The Chinese government may be about to rethink its strategy towards “digital currencies,” a recent speech by the country’s former central bank governor, Zhou Xiaochuan, suggests.
Zhou, who served as the governor of the People’s Bank of China (PBoC) for more than 15 years until last year, said that China could learn a lesson from Facebook’s proposed Libra project, as it shapes a possible future digital currency in China, according to a report by the South China Morning Post.
Specifically, Zhou referred to how the Libra project is backed up by a large number of private companies, and then drew parallels to how Hong Kong allows commercial banks to issue currency notes on its territory.
In Hong Kong, the three major private banks – Bank of China (Hong Kong), HSBC and Standard Chartered – are licensed by the Hong Kong Monetary Authority to issue banknotes that are backed up by US dollars held in the banks’ reserves.
In the speech, Zhou said that digital currency “notes” could be “issued by the central bank or commercial entities,” without going into detail about what kind of “commercial entities” he had in mind.
In a comment to the South China Morning Post, Chen Dafei, senior analyst at Orient Securities, said that he interpreted Zhou’s use of the term “commercial entities” such that it could mean major Chinese tech firms like Alibaba and Tencent.
Granting these companies the right to issue state-backed digital currencies would be a new way to think about the old system of private bank-issued currency notes, with power shifting from banking sector to the technology sector.
Facebook’s Libra has sparked a debate in China over what the country’s response should be, as some fear it would weaken the position of the national currency – the yuan – against the U.S. dollar.
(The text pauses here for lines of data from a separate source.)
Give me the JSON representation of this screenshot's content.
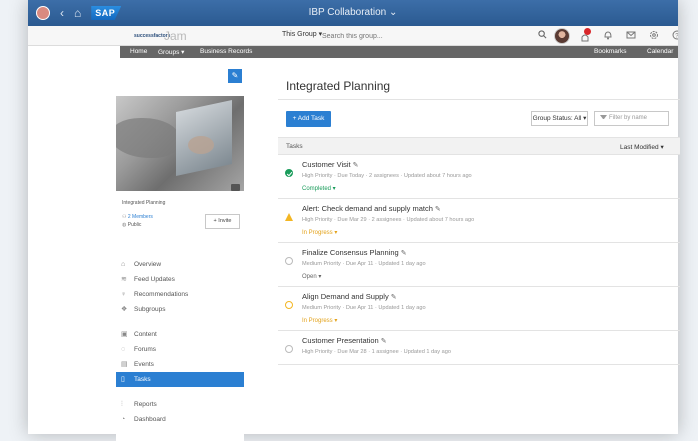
{
  "shell": {
    "title": "IBP Collaboration",
    "logo": "SAP"
  },
  "header": {
    "brand": "successfactors",
    "jam_logo": "Jam",
    "group_select": "This Group",
    "search_placeholder": "Search this group..."
  },
  "nav": {
    "home": "Home",
    "groups": "Groups",
    "business_records": "Business Records",
    "bookmarks": "Bookmarks",
    "calendar": "Calendar"
  },
  "sidebar": {
    "group_name": "Integrated Planning",
    "members": "2 Members",
    "visibility": "Public",
    "invite": "+ Invite",
    "menu": [
      {
        "label": "Overview",
        "icon": "home-icon"
      },
      {
        "label": "Feed Updates",
        "icon": "feed-icon"
      },
      {
        "label": "Recommendations",
        "icon": "bulb-icon"
      },
      {
        "label": "Subgroups",
        "icon": "subgroups-icon"
      },
      {
        "label": "Content",
        "icon": "content-icon"
      },
      {
        "label": "Forums",
        "icon": "forums-icon"
      },
      {
        "label": "Events",
        "icon": "events-icon"
      },
      {
        "label": "Tasks",
        "icon": "tasks-icon",
        "active": true
      },
      {
        "label": "Reports",
        "icon": "reports-icon"
      },
      {
        "label": "Dashboard",
        "icon": "dashboard-icon"
      }
    ]
  },
  "main": {
    "title": "Integrated Planning",
    "add_task": "+ Add Task",
    "group_status": "Group Status: All",
    "filter_placeholder": "Filter by name",
    "tasks_label": "Tasks",
    "sort": "Last Modified",
    "tasks": [
      {
        "title": "Customer Visit",
        "meta": "High Priority · Due Today · 2 assignees · Updated about 7 hours ago",
        "status": "Completed",
        "state": "completed"
      },
      {
        "title": "Alert: Check demand and supply match",
        "meta": "High Priority · Due Mar 29 · 2 assignees · Updated about 7 hours ago",
        "status": "In Progress",
        "state": "alert"
      },
      {
        "title": "Finalize Consensus Planning",
        "meta": "Medium Priority · Due Apr 11 · Updated 1 day ago",
        "status": "Open",
        "state": "open"
      },
      {
        "title": "Align Demand and Supply",
        "meta": "Medium Priority · Due Apr 11 · Updated 1 day ago",
        "status": "In Progress",
        "state": "progress"
      },
      {
        "title": "Customer Presentation",
        "meta": "High Priority · Due Mar 28 · 1 assignee · Updated 1 day ago",
        "status": "",
        "state": "open"
      }
    ]
  },
  "colors": {
    "brand_blue": "#2b7fd2",
    "shell_blue": "#2b5a91",
    "completed": "#1a9c5b",
    "progress": "#e3a21a",
    "nav_gray": "#666666"
  }
}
The speech by the former central banker has so far been one of the most comprehensive statements on the matter, according to the report.
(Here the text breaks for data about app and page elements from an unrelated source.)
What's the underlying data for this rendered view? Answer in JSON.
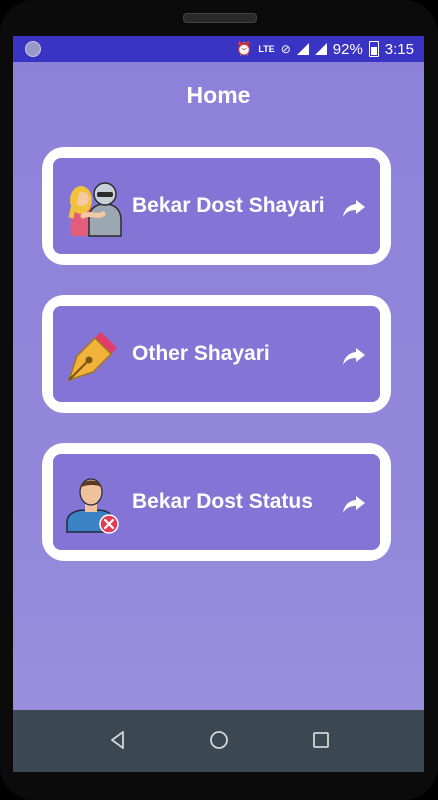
{
  "status": {
    "battery_percent": "92%",
    "time": "3:15",
    "network": "LTE"
  },
  "page": {
    "title": "Home"
  },
  "cards": [
    {
      "label": "Bekar Dost Shayari",
      "icon": "friends-icon"
    },
    {
      "label": "Other Shayari",
      "icon": "pen-nib-icon"
    },
    {
      "label": "Bekar Dost Status",
      "icon": "user-remove-icon"
    }
  ],
  "nav": {
    "back": "back-icon",
    "home": "home-icon",
    "recents": "recents-icon"
  },
  "colors": {
    "status_bar": "#3a34c4",
    "background": "#8d80d9",
    "card_fill": "#8474d6",
    "nav_bar": "#3b4851"
  }
}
Meanwhile, according to a separate report by the same media outlet earlier this week, Facebook’s plans to create its own cryptocurrency have forced China’s central bank into stepping up research into creating its own digital currency as Libra could potentially pose a challenge to Chinese cross-border payments, monetary policy and even financial sovereignty.
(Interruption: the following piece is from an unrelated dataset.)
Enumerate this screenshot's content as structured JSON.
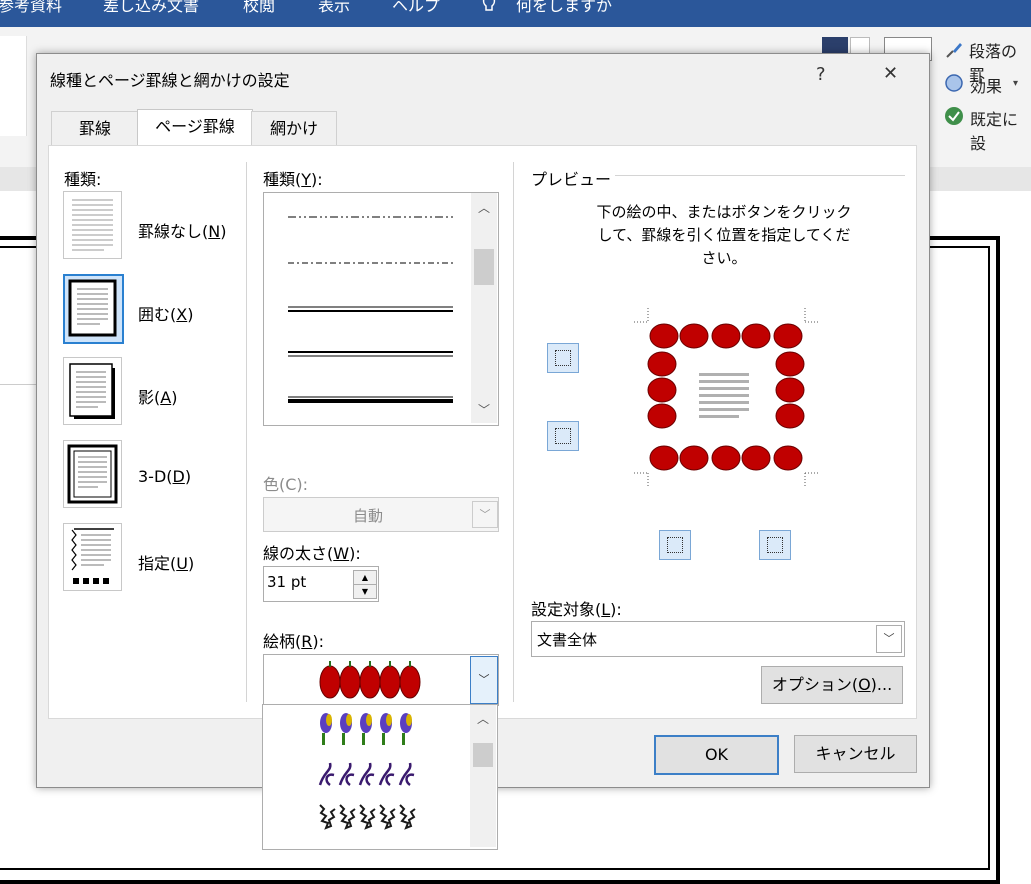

The Chinese government’s stance on cryptocurrencies has over the past few years ranged from embracing blockchain technology and certain blockchain-related projects, to banning the trading and issuing of cryptocurrencies. However, some observers claim that the overall theme has been a deep skepticism towards crypto, as it is seen by many as a means to undermine the government’s strict controls over the national currency.